Data to process section start

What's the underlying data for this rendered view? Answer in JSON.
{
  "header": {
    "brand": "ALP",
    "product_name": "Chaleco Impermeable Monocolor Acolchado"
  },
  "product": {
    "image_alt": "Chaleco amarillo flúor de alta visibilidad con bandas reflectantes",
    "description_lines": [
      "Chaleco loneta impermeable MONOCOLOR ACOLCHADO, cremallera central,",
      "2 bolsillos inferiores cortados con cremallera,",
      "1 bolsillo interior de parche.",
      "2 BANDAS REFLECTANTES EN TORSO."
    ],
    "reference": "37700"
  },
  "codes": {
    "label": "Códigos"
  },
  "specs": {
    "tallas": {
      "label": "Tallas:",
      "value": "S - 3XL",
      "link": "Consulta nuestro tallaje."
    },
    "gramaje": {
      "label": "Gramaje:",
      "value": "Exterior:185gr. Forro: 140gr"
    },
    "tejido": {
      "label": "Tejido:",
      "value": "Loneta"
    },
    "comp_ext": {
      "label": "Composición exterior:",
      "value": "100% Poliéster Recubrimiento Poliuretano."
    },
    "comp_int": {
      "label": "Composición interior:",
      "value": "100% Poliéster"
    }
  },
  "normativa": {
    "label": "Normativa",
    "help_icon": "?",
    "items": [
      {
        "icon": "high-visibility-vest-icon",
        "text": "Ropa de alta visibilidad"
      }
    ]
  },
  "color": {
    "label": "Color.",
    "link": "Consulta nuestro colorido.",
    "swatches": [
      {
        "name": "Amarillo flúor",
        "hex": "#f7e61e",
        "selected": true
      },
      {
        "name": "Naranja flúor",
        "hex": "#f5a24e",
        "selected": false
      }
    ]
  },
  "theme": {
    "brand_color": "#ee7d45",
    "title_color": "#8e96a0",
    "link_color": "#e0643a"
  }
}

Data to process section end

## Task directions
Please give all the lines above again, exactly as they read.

## Solution to the exercise
What's the underlying data for this rendered view? Answer in JSON.
{
  "header": {
    "brand": "ALP",
    "product_name": "Chaleco Impermeable Monocolor Acolchado"
  },
  "product": {
    "image_alt": "Chaleco amarillo flúor de alta visibilidad con bandas reflectantes",
    "description_lines": [
      "Chaleco loneta impermeable MONOCOLOR ACOLCHADO, cremallera central,",
      "2 bolsillos inferiores cortados con cremallera,",
      "1 bolsillo interior de parche.",
      "2 BANDAS REFLECTANTES EN TORSO."
    ],
    "reference": "37700"
  },
  "codes": {
    "label": "Códigos"
  },
  "specs": {
    "tallas": {
      "label": "Tallas:",
      "value": "S - 3XL",
      "link": "Consulta nuestro tallaje."
    },
    "gramaje": {
      "label": "Gramaje:",
      "value": "Exterior:185gr. Forro: 140gr"
    },
    "tejido": {
      "label": "Tejido:",
      "value": "Loneta"
    },
    "comp_ext": {
      "label": "Composición exterior:",
      "value": "100% Poliéster Recubrimiento Poliuretano."
    },
    "comp_int": {
      "label": "Composición interior:",
      "value": "100% Poliéster"
    }
  },
  "normativa": {
    "label": "Normativa",
    "help_icon": "?",
    "items": [
      {
        "icon": "high-visibility-vest-icon",
        "text": "Ropa de alta visibilidad"
      }
    ]
  },
  "color": {
    "label": "Color.",
    "link": "Consulta nuestro colorido.",
    "swatches": [
      {
        "name": "Amarillo flúor",
        "hex": "#f7e61e",
        "selected": true
      },
      {
        "name": "Naranja flúor",
        "hex": "#f5a24e",
        "selected": false
      }
    ]
  },
  "theme": {
    "brand_color": "#ee7d45",
    "title_color": "#8e96a0",
    "link_color": "#e0643a"
  }
}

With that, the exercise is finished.